[Exercise brief]
The full set of entries needs to be reproduced exactly.

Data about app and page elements
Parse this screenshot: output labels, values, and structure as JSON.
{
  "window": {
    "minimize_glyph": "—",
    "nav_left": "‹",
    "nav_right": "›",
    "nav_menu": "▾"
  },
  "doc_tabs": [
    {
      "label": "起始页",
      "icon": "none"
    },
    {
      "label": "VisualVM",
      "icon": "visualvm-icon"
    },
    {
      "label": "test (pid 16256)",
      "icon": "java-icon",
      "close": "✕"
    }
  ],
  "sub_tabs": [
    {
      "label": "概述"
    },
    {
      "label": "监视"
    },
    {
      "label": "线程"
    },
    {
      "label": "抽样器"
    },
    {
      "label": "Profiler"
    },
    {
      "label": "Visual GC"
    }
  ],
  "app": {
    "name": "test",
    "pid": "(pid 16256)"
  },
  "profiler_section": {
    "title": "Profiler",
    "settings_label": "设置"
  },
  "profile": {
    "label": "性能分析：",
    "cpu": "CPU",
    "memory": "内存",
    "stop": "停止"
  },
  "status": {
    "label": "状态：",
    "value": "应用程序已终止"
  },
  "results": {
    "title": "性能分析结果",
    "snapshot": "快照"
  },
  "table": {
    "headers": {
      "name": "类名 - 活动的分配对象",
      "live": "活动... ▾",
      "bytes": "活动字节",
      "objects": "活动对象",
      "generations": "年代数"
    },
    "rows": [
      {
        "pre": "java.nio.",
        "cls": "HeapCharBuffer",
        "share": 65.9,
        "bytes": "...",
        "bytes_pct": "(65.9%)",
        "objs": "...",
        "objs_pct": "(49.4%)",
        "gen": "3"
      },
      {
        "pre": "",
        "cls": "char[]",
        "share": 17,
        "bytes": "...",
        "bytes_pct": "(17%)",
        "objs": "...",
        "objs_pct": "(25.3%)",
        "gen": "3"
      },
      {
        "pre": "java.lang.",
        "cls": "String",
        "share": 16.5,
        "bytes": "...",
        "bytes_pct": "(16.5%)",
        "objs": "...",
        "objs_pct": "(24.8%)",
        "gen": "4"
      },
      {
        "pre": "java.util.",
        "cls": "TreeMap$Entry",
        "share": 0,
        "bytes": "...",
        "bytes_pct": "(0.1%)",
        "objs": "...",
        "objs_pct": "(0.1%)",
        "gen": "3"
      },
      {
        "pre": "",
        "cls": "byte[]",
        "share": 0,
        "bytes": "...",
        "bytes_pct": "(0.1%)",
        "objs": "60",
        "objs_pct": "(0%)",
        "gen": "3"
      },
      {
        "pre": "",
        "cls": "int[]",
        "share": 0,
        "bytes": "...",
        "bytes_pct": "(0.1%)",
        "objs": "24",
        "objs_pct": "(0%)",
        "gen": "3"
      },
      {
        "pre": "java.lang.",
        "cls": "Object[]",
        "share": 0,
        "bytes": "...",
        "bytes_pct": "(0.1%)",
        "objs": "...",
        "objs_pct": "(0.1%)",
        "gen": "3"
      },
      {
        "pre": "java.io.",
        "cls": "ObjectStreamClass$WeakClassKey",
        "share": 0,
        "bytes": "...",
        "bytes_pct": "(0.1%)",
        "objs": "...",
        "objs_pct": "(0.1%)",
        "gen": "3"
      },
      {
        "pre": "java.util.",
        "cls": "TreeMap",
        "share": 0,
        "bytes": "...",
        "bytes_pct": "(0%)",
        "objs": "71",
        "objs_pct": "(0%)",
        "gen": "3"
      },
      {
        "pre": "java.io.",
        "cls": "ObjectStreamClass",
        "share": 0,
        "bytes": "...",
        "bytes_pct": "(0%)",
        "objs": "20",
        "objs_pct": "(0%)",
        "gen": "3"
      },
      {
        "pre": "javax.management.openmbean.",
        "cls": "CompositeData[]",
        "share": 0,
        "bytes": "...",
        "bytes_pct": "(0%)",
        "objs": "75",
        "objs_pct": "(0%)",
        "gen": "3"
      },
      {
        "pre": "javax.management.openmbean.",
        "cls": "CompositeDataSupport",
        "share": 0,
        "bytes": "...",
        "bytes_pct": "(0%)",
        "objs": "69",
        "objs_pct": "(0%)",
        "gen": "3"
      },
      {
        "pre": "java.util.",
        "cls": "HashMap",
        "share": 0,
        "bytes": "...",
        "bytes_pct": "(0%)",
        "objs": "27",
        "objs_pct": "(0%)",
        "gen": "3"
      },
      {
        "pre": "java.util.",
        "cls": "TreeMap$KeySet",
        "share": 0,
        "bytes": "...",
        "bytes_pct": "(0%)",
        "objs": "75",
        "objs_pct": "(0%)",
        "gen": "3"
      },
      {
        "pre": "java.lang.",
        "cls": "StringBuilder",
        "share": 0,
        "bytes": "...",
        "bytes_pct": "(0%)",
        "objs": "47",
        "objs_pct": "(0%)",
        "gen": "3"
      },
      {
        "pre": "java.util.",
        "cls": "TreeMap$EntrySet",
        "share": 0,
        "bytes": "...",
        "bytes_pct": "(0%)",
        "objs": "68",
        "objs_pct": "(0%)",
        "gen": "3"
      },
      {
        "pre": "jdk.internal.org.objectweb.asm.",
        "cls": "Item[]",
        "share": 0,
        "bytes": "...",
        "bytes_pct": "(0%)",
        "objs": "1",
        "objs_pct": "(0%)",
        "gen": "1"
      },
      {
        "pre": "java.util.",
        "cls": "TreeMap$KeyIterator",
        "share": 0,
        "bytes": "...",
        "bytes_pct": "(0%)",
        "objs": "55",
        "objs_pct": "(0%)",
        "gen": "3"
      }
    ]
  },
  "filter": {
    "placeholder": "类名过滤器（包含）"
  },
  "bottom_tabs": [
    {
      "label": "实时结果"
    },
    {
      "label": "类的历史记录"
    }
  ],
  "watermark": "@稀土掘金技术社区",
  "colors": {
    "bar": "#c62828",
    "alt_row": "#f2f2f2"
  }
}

[Task response]
Parse this screenshot: output labels, values, and structure as JSON.
{
  "window": {
    "minimize_glyph": "—",
    "nav_left": "‹",
    "nav_right": "›",
    "nav_menu": "▾"
  },
  "doc_tabs": [
    {
      "label": "起始页",
      "icon": "none"
    },
    {
      "label": "VisualVM",
      "icon": "visualvm-icon"
    },
    {
      "label": "test (pid 16256)",
      "icon": "java-icon",
      "close": "✕"
    }
  ],
  "sub_tabs": [
    {
      "label": "概述"
    },
    {
      "label": "监视"
    },
    {
      "label": "线程"
    },
    {
      "label": "抽样器"
    },
    {
      "label": "Profiler"
    },
    {
      "label": "Visual GC"
    }
  ],
  "app": {
    "name": "test",
    "pid": "(pid 16256)"
  },
  "profiler_section": {
    "title": "Profiler",
    "settings_label": "设置"
  },
  "profile": {
    "label": "性能分析：",
    "cpu": "CPU",
    "memory": "内存",
    "stop": "停止"
  },
  "status": {
    "label": "状态：",
    "value": "应用程序已终止"
  },
  "results": {
    "title": "性能分析结果",
    "snapshot": "快照"
  },
  "table": {
    "headers": {
      "name": "类名 - 活动的分配对象",
      "live": "活动... ▾",
      "bytes": "活动字节",
      "objects": "活动对象",
      "generations": "年代数"
    },
    "rows": [
      {
        "pre": "java.nio.",
        "cls": "HeapCharBuffer",
        "share": 65.9,
        "bytes": "...",
        "bytes_pct": "(65.9%)",
        "objs": "...",
        "objs_pct": "(49.4%)",
        "gen": "3"
      },
      {
        "pre": "",
        "cls": "char[]",
        "share": 17,
        "bytes": "...",
        "bytes_pct": "(17%)",
        "objs": "...",
        "objs_pct": "(25.3%)",
        "gen": "3"
      },
      {
        "pre": "java.lang.",
        "cls": "String",
        "share": 16.5,
        "bytes": "...",
        "bytes_pct": "(16.5%)",
        "objs": "...",
        "objs_pct": "(24.8%)",
        "gen": "4"
      },
      {
        "pre": "java.util.",
        "cls": "TreeMap$Entry",
        "share": 0,
        "bytes": "...",
        "bytes_pct": "(0.1%)",
        "objs": "...",
        "objs_pct": "(0.1%)",
        "gen": "3"
      },
      {
        "pre": "",
        "cls": "byte[]",
        "share": 0,
        "bytes": "...",
        "bytes_pct": "(0.1%)",
        "objs": "60",
        "objs_pct": "(0%)",
        "gen": "3"
      },
      {
        "pre": "",
        "cls": "int[]",
        "share": 0,
        "bytes": "...",
        "bytes_pct": "(0.1%)",
        "objs": "24",
        "objs_pct": "(0%)",
        "gen": "3"
      },
      {
        "pre": "java.lang.",
        "cls": "Object[]",
        "share": 0,
        "bytes": "...",
        "bytes_pct": "(0.1%)",
        "objs": "...",
        "objs_pct": "(0.1%)",
        "gen": "3"
      },
      {
        "pre": "java.io.",
        "cls": "ObjectStreamClass$WeakClassKey",
        "share": 0,
        "bytes": "...",
        "bytes_pct": "(0.1%)",
        "objs": "...",
        "objs_pct": "(0.1%)",
        "gen": "3"
      },
      {
        "pre": "java.util.",
        "cls": "TreeMap",
        "share": 0,
        "bytes": "...",
        "bytes_pct": "(0%)",
        "objs": "71",
        "objs_pct": "(0%)",
        "gen": "3"
      },
      {
        "pre": "java.io.",
        "cls": "ObjectStreamClass",
        "share": 0,
        "bytes": "...",
        "bytes_pct": "(0%)",
        "objs": "20",
        "objs_pct": "(0%)",
        "gen": "3"
      },
      {
        "pre": "javax.management.openmbean.",
        "cls": "CompositeData[]",
        "share": 0,
        "bytes": "...",
        "bytes_pct": "(0%)",
        "objs": "75",
        "objs_pct": "(0%)",
        "gen": "3"
      },
      {
        "pre": "javax.management.openmbean.",
        "cls": "CompositeDataSupport",
        "share": 0,
        "bytes": "...",
        "bytes_pct": "(0%)",
        "objs": "69",
        "objs_pct": "(0%)",
        "gen": "3"
      },
      {
        "pre": "java.util.",
        "cls": "HashMap",
        "share": 0,
        "bytes": "...",
        "bytes_pct": "(0%)",
        "objs": "27",
        "objs_pct": "(0%)",
        "gen": "3"
      },
      {
        "pre": "java.util.",
        "cls": "TreeMap$KeySet",
        "share": 0,
        "bytes": "...",
        "bytes_pct": "(0%)",
        "objs": "75",
        "objs_pct": "(0%)",
        "gen": "3"
      },
      {
        "pre": "java.lang.",
        "cls": "StringBuilder",
        "share": 0,
        "bytes": "...",
        "bytes_pct": "(0%)",
        "objs": "47",
        "objs_pct": "(0%)",
        "gen": "3"
      },
      {
        "pre": "java.util.",
        "cls": "TreeMap$EntrySet",
        "share": 0,
        "bytes": "...",
        "bytes_pct": "(0%)",
        "objs": "68",
        "objs_pct": "(0%)",
        "gen": "3"
      },
      {
        "pre": "jdk.internal.org.objectweb.asm.",
        "cls": "Item[]",
        "share": 0,
        "bytes": "...",
        "bytes_pct": "(0%)",
        "objs": "1",
        "objs_pct": "(0%)",
        "gen": "1"
      },
      {
        "pre": "java.util.",
        "cls": "TreeMap$KeyIterator",
        "share": 0,
        "bytes": "...",
        "bytes_pct": "(0%)",
        "objs": "55",
        "objs_pct": "(0%)",
        "gen": "3"
      }
    ]
  },
  "filter": {
    "placeholder": "类名过滤器（包含）"
  },
  "bottom_tabs": [
    {
      "label": "实时结果"
    },
    {
      "label": "类的历史记录"
    }
  ],
  "watermark": "@稀土掘金技术社区",
  "colors": {
    "bar": "#c62828",
    "alt_row": "#f2f2f2"
  }
}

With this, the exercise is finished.